*** Source data ***

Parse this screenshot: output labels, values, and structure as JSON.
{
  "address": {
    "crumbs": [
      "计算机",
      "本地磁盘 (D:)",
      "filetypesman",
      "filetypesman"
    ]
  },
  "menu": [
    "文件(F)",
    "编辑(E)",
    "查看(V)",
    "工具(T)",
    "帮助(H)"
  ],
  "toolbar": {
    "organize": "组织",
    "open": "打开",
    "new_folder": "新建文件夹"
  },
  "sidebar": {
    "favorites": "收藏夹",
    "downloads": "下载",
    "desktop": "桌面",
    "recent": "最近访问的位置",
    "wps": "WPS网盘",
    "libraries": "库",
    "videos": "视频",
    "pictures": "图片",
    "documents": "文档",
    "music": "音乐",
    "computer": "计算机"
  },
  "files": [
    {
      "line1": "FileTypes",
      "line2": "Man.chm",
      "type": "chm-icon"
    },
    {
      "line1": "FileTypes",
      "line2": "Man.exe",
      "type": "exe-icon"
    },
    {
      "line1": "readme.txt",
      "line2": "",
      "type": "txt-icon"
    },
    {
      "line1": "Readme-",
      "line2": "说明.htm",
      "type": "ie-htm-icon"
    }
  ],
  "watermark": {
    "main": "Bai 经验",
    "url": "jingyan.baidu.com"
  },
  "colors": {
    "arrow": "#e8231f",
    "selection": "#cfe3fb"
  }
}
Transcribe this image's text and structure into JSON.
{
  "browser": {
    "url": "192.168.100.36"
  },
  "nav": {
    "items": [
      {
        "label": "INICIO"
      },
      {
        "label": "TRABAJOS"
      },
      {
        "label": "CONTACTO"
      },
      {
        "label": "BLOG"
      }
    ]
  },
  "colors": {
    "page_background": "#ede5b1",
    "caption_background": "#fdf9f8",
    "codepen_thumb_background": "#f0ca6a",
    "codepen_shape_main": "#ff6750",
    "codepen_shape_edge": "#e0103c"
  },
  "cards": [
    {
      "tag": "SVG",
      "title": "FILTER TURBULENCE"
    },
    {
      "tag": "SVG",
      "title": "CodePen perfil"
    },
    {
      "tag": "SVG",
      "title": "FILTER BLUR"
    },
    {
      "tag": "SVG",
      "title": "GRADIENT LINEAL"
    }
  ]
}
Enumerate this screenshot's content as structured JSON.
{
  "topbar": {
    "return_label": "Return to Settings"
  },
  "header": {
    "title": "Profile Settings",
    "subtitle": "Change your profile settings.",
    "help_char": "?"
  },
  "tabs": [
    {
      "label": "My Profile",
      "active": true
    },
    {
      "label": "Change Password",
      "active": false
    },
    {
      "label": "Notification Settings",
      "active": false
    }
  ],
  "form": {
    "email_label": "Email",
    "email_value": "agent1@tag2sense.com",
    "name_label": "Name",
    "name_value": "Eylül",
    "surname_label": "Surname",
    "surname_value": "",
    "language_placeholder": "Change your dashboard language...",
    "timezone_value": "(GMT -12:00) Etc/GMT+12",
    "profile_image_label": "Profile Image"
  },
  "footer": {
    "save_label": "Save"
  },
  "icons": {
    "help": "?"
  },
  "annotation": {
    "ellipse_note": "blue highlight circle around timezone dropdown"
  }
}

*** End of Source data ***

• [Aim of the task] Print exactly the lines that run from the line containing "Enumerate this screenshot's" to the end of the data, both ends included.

• [Written answer]
Enumerate this screenshot's content as structured JSON.
{
  "topbar": {
    "return_label": "Return to Settings"
  },
  "header": {
    "title": "Profile Settings",
    "subtitle": "Change your profile settings.",
    "help_char": "?"
  },
  "tabs": [
    {
      "label": "My Profile",
      "active": true
    },
    {
      "label": "Change Password",
      "active": false
    },
    {
      "label": "Notification Settings",
      "active": false
    }
  ],
  "form": {
    "email_label": "Email",
    "email_value": "agent1@tag2sense.com",
    "name_label": "Name",
    "name_value": "Eylül",
    "surname_label": "Surname",
    "surname_value": "",
    "language_placeholder": "Change your dashboard language...",
    "timezone_value": "(GMT -12:00) Etc/GMT+12",
    "profile_image_label": "Profile Image"
  },
  "footer": {
    "save_label": "Save"
  },
  "icons": {
    "help": "?"
  },
  "annotation": {
    "ellipse_note": "blue highlight circle around timezone dropdown"
  }
}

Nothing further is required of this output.